• [Problem details]: These entries are to be retyped in full, word for word.
------ Supplied entries ------
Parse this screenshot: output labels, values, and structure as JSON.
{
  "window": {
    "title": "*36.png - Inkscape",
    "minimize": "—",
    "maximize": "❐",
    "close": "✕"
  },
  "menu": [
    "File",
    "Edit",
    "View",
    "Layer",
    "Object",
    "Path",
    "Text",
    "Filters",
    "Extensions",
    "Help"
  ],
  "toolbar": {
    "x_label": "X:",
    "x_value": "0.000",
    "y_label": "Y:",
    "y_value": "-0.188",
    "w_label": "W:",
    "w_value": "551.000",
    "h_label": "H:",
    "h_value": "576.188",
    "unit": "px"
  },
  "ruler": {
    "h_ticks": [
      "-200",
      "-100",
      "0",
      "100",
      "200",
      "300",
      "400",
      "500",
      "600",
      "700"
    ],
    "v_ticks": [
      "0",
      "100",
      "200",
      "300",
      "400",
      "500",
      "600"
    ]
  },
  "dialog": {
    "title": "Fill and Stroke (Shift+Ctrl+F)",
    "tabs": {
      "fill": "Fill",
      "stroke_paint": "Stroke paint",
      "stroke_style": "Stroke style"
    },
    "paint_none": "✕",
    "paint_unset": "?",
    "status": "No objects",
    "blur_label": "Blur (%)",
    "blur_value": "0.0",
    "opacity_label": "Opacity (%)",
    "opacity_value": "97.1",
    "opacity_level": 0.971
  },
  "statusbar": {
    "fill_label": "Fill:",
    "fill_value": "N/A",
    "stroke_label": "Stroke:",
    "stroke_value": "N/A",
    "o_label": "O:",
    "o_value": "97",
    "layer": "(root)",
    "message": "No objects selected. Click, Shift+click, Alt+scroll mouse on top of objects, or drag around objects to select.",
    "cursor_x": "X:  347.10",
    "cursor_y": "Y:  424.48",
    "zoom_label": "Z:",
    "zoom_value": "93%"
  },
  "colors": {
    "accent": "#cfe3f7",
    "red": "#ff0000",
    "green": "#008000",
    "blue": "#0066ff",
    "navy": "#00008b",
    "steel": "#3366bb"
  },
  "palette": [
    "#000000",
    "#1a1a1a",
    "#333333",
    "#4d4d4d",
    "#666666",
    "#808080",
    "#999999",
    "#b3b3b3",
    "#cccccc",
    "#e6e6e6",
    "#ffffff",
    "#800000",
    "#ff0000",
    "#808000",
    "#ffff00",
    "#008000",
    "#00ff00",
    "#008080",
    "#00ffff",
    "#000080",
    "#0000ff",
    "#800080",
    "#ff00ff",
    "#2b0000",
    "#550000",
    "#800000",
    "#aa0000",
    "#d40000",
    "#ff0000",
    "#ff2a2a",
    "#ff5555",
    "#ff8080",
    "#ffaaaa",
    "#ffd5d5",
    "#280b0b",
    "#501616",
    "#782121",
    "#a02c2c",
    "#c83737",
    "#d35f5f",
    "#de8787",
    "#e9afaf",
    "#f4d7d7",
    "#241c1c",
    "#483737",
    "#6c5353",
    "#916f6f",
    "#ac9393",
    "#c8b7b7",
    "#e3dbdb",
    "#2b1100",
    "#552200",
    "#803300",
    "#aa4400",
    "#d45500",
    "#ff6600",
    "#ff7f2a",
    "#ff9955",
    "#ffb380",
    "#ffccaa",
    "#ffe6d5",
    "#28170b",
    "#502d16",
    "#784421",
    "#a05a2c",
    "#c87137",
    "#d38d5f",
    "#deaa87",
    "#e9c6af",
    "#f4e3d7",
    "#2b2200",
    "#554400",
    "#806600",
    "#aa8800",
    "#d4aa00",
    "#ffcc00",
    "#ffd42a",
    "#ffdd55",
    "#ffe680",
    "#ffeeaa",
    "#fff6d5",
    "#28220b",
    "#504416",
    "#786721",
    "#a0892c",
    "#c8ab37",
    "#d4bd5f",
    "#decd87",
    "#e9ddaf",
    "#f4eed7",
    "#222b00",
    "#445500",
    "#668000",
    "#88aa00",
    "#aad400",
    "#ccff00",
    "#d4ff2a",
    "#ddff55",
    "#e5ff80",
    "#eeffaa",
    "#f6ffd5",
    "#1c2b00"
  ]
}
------
• [Problem solution]:
Parse this screenshot: output labels, values, and structure as JSON.
{
  "window": {
    "title": "*36.png - Inkscape",
    "minimize": "—",
    "maximize": "❐",
    "close": "✕"
  },
  "menu": [
    "File",
    "Edit",
    "View",
    "Layer",
    "Object",
    "Path",
    "Text",
    "Filters",
    "Extensions",
    "Help"
  ],
  "toolbar": {
    "x_label": "X:",
    "x_value": "0.000",
    "y_label": "Y:",
    "y_value": "-0.188",
    "w_label": "W:",
    "w_value": "551.000",
    "h_label": "H:",
    "h_value": "576.188",
    "unit": "px"
  },
  "ruler": {
    "h_ticks": [
      "-200",
      "-100",
      "0",
      "100",
      "200",
      "300",
      "400",
      "500",
      "600",
      "700"
    ],
    "v_ticks": [
      "0",
      "100",
      "200",
      "300",
      "400",
      "500",
      "600"
    ]
  },
  "dialog": {
    "title": "Fill and Stroke (Shift+Ctrl+F)",
    "tabs": {
      "fill": "Fill",
      "stroke_paint": "Stroke paint",
      "stroke_style": "Stroke style"
    },
    "paint_none": "✕",
    "paint_unset": "?",
    "status": "No objects",
    "blur_label": "Blur (%)",
    "blur_value": "0.0",
    "opacity_label": "Opacity (%)",
    "opacity_value": "97.1",
    "opacity_level": 0.971
  },
  "statusbar": {
    "fill_label": "Fill:",
    "fill_value": "N/A",
    "stroke_label": "Stroke:",
    "stroke_value": "N/A",
    "o_label": "O:",
    "o_value": "97",
    "layer": "(root)",
    "message": "No objects selected. Click, Shift+click, Alt+scroll mouse on top of objects, or drag around objects to select.",
    "cursor_x": "X:  347.10",
    "cursor_y": "Y:  424.48",
    "zoom_label": "Z:",
    "zoom_value": "93%"
  },
  "colors": {
    "accent": "#cfe3f7",
    "red": "#ff0000",
    "green": "#008000",
    "blue": "#0066ff",
    "navy": "#00008b",
    "steel": "#3366bb"
  },
  "palette": [
    "#000000",
    "#1a1a1a",
    "#333333",
    "#4d4d4d",
    "#666666",
    "#808080",
    "#999999",
    "#b3b3b3",
    "#cccccc",
    "#e6e6e6",
    "#ffffff",
    "#800000",
    "#ff0000",
    "#808000",
    "#ffff00",
    "#008000",
    "#00ff00",
    "#008080",
    "#00ffff",
    "#000080",
    "#0000ff",
    "#800080",
    "#ff00ff",
    "#2b0000",
    "#550000",
    "#800000",
    "#aa0000",
    "#d40000",
    "#ff0000",
    "#ff2a2a",
    "#ff5555",
    "#ff8080",
    "#ffaaaa",
    "#ffd5d5",
    "#280b0b",
    "#501616",
    "#782121",
    "#a02c2c",
    "#c83737",
    "#d35f5f",
    "#de8787",
    "#e9afaf",
    "#f4d7d7",
    "#241c1c",
    "#483737",
    "#6c5353",
    "#916f6f",
    "#ac9393",
    "#c8b7b7",
    "#e3dbdb",
    "#2b1100",
    "#552200",
    "#803300",
    "#aa4400",
    "#d45500",
    "#ff6600",
    "#ff7f2a",
    "#ff9955",
    "#ffb380",
    "#ffccaa",
    "#ffe6d5",
    "#28170b",
    "#502d16",
    "#784421",
    "#a05a2c",
    "#c87137",
    "#d38d5f",
    "#deaa87",
    "#e9c6af",
    "#f4e3d7",
    "#2b2200",
    "#554400",
    "#806600",
    "#aa8800",
    "#d4aa00",
    "#ffcc00",
    "#ffd42a",
    "#ffdd55",
    "#ffe680",
    "#ffeeaa",
    "#fff6d5",
    "#28220b",
    "#504416",
    "#786721",
    "#a0892c",
    "#c8ab37",
    "#d4bd5f",
    "#decd87",
    "#e9ddaf",
    "#f4eed7",
    "#222b00",
    "#445500",
    "#668000",
    "#88aa00",
    "#aad400",
    "#ccff00",
    "#d4ff2a",
    "#ddff55",
    "#e5ff80",
    "#eeffaa",
    "#f6ffd5",
    "#1c2b00"
  ]
}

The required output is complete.